The vision of St Stanislaus
oil on canvas
304.6 × 195.8 cm
inscribed in grey paint l.l.: ARTHUR - LOUREIRO / MELBOURNE - 1899
Accession Number
Australian Painting
Credit Line
National Gallery of Victoria, Melbourne
Purchased, 1901
This digital record has been made available on NGV Collection Online through the generous support of The Vizard Foundation
Gallery location
Not on display
Subjects (general)
Human Figures Religion and Mythology
Subjects (specific)
adolescents angels (spirits) beds (furniture) communions (Christian ceremonies) halos (glories) saints visions (life events) youth (people)


Original, by John Thallon, Melbourne

The framing of the painting is recorded in Thallon’s ledger with an entry for 2 October 1899. The frame cost £24-2-5, including freight and insurance.2 Interestingly the frame is not carefully made; one of the torus sections has been put in place the wrong way round. It is nevertheless a very imposing frame, reflecting a broad flat form, which developed in Melbourne in the late 1880s through to the early years of the twentieth century. At 13 ins. wide overall it is the widest of the group.

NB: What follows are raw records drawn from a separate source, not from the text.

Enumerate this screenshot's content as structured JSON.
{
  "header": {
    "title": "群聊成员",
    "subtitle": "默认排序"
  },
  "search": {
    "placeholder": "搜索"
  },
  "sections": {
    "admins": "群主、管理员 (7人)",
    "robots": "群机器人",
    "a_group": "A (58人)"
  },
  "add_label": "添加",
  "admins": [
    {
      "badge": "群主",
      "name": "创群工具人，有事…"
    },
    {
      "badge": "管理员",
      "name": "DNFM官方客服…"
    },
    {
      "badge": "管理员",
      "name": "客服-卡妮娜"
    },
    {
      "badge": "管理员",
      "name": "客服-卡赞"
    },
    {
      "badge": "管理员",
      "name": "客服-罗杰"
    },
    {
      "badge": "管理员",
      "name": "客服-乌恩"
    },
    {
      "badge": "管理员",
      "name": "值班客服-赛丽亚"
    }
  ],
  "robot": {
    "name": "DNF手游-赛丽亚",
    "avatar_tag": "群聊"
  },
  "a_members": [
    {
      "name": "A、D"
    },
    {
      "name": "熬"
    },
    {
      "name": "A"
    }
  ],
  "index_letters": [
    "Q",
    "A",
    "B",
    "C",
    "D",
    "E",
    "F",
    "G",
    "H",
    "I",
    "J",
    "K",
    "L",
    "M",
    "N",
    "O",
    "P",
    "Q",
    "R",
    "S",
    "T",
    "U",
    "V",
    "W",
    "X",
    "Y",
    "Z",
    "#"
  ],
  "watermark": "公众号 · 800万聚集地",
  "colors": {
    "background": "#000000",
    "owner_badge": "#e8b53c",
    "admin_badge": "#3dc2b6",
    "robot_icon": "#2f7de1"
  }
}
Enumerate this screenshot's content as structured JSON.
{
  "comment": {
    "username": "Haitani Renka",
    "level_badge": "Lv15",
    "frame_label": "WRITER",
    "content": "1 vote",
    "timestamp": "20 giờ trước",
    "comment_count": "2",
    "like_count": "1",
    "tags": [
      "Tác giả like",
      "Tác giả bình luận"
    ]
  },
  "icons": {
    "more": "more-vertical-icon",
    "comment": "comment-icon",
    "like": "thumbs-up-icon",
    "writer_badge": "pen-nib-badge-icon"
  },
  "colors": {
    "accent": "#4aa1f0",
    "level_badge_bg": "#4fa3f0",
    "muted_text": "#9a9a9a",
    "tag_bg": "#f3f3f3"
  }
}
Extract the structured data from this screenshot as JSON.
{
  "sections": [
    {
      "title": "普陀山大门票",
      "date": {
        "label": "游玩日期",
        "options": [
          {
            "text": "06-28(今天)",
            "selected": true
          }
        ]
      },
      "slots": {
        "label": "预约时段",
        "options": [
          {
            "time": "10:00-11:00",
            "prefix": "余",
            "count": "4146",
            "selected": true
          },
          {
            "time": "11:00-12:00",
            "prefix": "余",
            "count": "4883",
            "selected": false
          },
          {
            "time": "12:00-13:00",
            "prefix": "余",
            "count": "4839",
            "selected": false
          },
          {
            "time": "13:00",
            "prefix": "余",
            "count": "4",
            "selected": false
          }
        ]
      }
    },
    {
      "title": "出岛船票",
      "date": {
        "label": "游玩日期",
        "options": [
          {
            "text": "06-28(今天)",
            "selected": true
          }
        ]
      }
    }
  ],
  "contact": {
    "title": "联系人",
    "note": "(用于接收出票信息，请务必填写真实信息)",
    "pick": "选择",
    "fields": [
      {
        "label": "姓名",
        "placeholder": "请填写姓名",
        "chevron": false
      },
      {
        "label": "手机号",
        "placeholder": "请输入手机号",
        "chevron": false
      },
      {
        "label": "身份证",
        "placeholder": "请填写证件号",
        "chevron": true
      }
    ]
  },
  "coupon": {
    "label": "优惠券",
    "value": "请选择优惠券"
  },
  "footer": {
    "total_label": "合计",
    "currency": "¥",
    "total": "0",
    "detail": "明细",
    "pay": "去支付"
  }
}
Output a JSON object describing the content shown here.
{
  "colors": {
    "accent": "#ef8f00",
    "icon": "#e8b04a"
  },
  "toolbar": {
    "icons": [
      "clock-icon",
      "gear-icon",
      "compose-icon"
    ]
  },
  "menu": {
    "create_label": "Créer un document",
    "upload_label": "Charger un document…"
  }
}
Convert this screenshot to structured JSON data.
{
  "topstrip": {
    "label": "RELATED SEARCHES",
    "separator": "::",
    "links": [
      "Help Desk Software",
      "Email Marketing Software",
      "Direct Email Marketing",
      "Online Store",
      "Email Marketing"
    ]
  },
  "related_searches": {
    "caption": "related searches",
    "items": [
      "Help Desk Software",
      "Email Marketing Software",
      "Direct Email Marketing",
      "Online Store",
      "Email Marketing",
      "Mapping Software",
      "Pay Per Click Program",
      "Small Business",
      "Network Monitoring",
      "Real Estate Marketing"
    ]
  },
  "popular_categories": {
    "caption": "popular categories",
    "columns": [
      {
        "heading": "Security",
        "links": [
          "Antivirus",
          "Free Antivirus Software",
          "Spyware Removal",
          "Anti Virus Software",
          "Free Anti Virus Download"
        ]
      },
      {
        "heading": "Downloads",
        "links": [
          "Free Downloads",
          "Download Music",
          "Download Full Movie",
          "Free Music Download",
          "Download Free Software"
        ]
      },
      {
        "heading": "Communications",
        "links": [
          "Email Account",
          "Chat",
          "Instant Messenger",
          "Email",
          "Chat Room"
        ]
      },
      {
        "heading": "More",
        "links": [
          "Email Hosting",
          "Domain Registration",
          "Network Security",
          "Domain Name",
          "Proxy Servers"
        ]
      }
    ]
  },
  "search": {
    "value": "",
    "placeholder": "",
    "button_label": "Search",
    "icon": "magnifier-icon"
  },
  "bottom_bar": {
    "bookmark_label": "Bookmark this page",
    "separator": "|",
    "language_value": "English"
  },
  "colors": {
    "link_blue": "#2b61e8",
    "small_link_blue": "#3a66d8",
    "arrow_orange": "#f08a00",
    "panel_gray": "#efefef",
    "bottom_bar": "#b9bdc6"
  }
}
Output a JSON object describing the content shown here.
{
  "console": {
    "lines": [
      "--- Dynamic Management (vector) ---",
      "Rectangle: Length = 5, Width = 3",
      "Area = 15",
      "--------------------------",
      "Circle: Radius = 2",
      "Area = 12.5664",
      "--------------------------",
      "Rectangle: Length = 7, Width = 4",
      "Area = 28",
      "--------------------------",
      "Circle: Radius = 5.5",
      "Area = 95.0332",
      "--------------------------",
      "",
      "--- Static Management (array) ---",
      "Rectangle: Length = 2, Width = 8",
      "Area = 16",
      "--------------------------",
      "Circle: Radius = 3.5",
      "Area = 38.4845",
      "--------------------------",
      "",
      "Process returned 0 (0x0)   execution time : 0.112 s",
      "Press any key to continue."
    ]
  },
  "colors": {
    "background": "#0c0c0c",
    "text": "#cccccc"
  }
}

It seems likely the frame was made to be dismounted and to travel with the picture to Paris in 1900.


1 The restoration was carried out by Sandra Cockburn.

2 The full transcription of the entry notes:

One large frame 10ft. x 6ft. 6, 12” moulding supplying packing and delivery to Spencer St. R.S; 18-Freight from Spencer St to post Melbourne 4-1

Insurance 1-9-9

Freight 4-5-7

Making out insurance papers 3 + customs entries 3 24-2-5

John Thallon
122 Little Collins Street, Melbourne

The frame is built on a plank of soft wood (13 ins wide), which has battens added to the reverse to form the working edge and the rebate. The rebate battens run through on the horizontal members to strengthen the mitred corners. The outer edge carries a plaster torus of imbricated oak leaves while a bead course runs close to the bevelled sight edge. The wide flat carries a frieze of coarse sand. The surface is false gold with the sanded frieze carrying a change of colour. The frame is designed to be taken apart for travel, with tie-bolts across the corners.


The wide single plank that forms the base of the frame has remained relatively flat; however shrinkage across the grain has led to cupping and losses in the surface of the frieze. The frame was restored in 1995.1 The sanded frieze was largely re-surfaced. Some losses in the torus have been replaced.

358.7 x 249.5 x 14.0 cm; sight 293.0 x 184.0 cm